While we want to broaden the reach of the conversation by scaling it up, we also want to focus in by exploring opportunities to engage at the regional, national and local level throughout. Gauging the relevance and the feasibility for teaching and measuring global citizenship education around the world relies heavily upon understanding the context. Nobody knows the unique context, culture and character of a nation and education system better than those who live and work within them. Such a cross section of input will add greater nuance to the conversation and advance our understanding of the links between local, national and global citizenship.

Young People at the Center

The focus of our consultation will be the central stakeholders in the education system: the students, the young people. While in Bogotá, we spoke with young people who are supporting and informing the secretary of education’s efforts on citizenship education. They speak about the concept and the challenges of global citizenship with such clarity of thought precisely because they were speaking directly from their first-hand experiences.
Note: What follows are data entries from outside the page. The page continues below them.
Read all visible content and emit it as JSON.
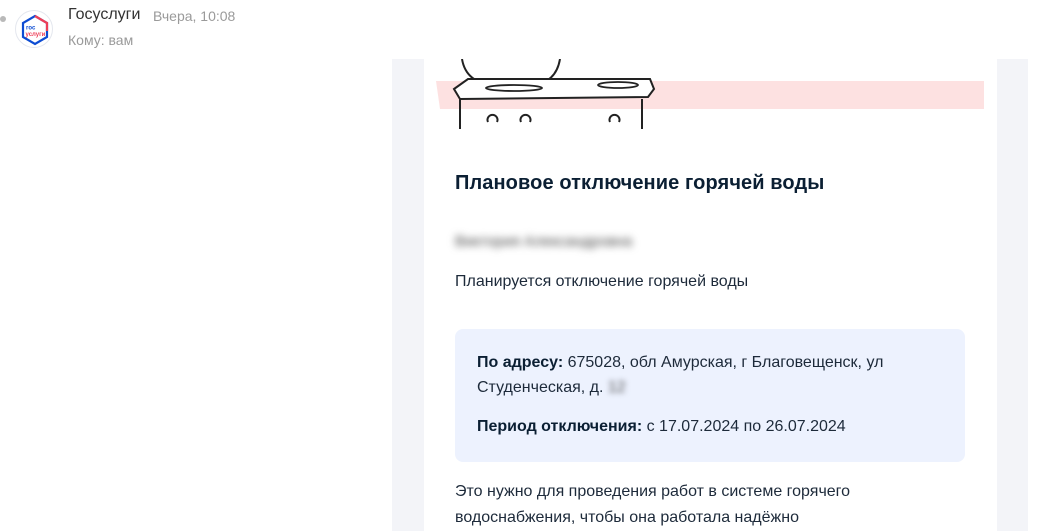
{
  "message": {
    "sender": "Госуслуги",
    "date": "Вчера, 10:08",
    "recipient": "Кому: вам",
    "avatar_logo_text": [
      "гос",
      "услуги"
    ]
  },
  "email": {
    "title": "Плановое отключение горячей воды",
    "greeting_name": "Виктория Александровна",
    "intro": "Планируется отключение горячей воды",
    "address_label": "По адресу:",
    "address_value_line1": "675028, обл Амурская, г Благовещенск, ул",
    "address_value_line2": "Студенческая, д.",
    "house_number": "12",
    "period_label": "Период отключения:",
    "period_value": "с 17.07.2024 по 26.07.2024",
    "footer_line1": "Это нужно для проведения работ в системе горячего",
    "footer_line2": "водоснабжения, чтобы она работала надёжно"
  },
  "colors": {
    "title": "#0b1f33",
    "info_box_bg": "#edf2fe",
    "email_frame_bg": "#f3f4f8",
    "logo_blue": "#0d4cd3",
    "logo_red": "#ee3f58",
    "illustration_band": "#fde1e1"
  },
  "icons": [
    "gosuslugi-logo",
    "sink-illustration"
  ]
}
Youth are a treasure of information, and bring an incredibly valuable and important perspective to this debate. We are committed to pooling and drawing upon the great expertise and insight they have to offer, and are especially keen to elevate the voices of the most marginalized children who often are not included in this kind of debate, using the innovative, interactive and inclusive strategies that the Youth Advocacy Group is renowned for. The dialogue will take place online and offline, and through traditional and non-traditional mediums. Our primary aim is for the voices of young people to inform the working group’s final recommendations on the core global citizenship competencies and how these can be integrated and measured across education systems.

But we have an even bigger ambition: that the conversation will continue, facilitating the kinds of healthy debate and interaction that are bearing such impressive fruits in the classrooms of Bogotá.